Big Oil retained Sounhein’s company, SounPacific, to perform environmental services related to cleanup of releases from underground storage tanks on Big Oil properties. The parties agreed that Big Oil would pay SounPacific for its services after Big Oil received reimbursement from the California Underground Storage Tank Cleanup Fund (Fund). California law required Big Oil to pay for the services rendered within 30 days of Big Oil’s receipt of reimbursement from the Fund. By early 2005, a Fund manager became aware that Big Oil was not reimbursing its service providers within 30 days of claim reimbursements. SounPacific began to experience cash flow problems and, in July 2008, sued Big Oil, alleging that it retained the Fund’s reimbursements and, in some instances, diverted them to pay for Big Oil’s unrelated business expenses.
The trial court held that it lacked jurisdiction because the Fund became aware of the allegations as early as 2005, three years before Sounhein filed his complaint. The Court of Appeal reversed, holding that although the allegations were publicly disclosed before Sounhein brought suit, the allegations were not disclosed in a manner specified by the statute. The CFCA bars actions based on allegations that have been publicly disclosed “in a criminal, civil, or administrative hearing, in an investigation, report, hearing, or audit conducted by or at the request of the Senate, Assembly, auditor, or governing body of a political subdivision, or by the news media.” Although the defendants asserted that the information was disclosed during the Fund’s “own auditing process[,]” the Court of Appeal found that the public disclosure did not trigger the CFCA’s jurisdictional bar because there was no evidence that the audit was conducted “at the request of the Senate, Assembly, auditor, or governing body of a political subdivision.”
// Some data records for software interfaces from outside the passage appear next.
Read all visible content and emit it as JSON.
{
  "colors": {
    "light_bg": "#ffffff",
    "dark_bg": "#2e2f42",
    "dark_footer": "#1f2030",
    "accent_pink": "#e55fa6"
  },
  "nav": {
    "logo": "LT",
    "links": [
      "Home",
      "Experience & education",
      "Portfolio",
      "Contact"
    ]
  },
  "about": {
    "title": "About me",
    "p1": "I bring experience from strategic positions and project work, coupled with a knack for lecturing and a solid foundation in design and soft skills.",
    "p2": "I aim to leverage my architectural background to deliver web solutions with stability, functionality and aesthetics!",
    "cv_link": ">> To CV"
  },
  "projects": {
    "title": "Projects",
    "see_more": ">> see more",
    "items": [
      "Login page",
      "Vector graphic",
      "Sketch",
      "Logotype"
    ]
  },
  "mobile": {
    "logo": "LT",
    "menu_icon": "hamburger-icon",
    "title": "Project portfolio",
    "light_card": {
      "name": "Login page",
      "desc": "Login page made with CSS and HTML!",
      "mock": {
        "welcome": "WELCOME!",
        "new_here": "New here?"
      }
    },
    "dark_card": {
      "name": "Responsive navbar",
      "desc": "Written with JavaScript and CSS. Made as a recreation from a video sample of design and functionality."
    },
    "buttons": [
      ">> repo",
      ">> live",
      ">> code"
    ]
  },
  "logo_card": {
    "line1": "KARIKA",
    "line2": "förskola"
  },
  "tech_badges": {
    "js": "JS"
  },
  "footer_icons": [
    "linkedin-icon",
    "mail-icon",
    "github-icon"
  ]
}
The Court of Appeal’s holding is a helpful reminder that public disclosure alone does not suffice to trigger the CFCA’s jurisdictional bar; the public disclosure must fall within the types specified in the statute.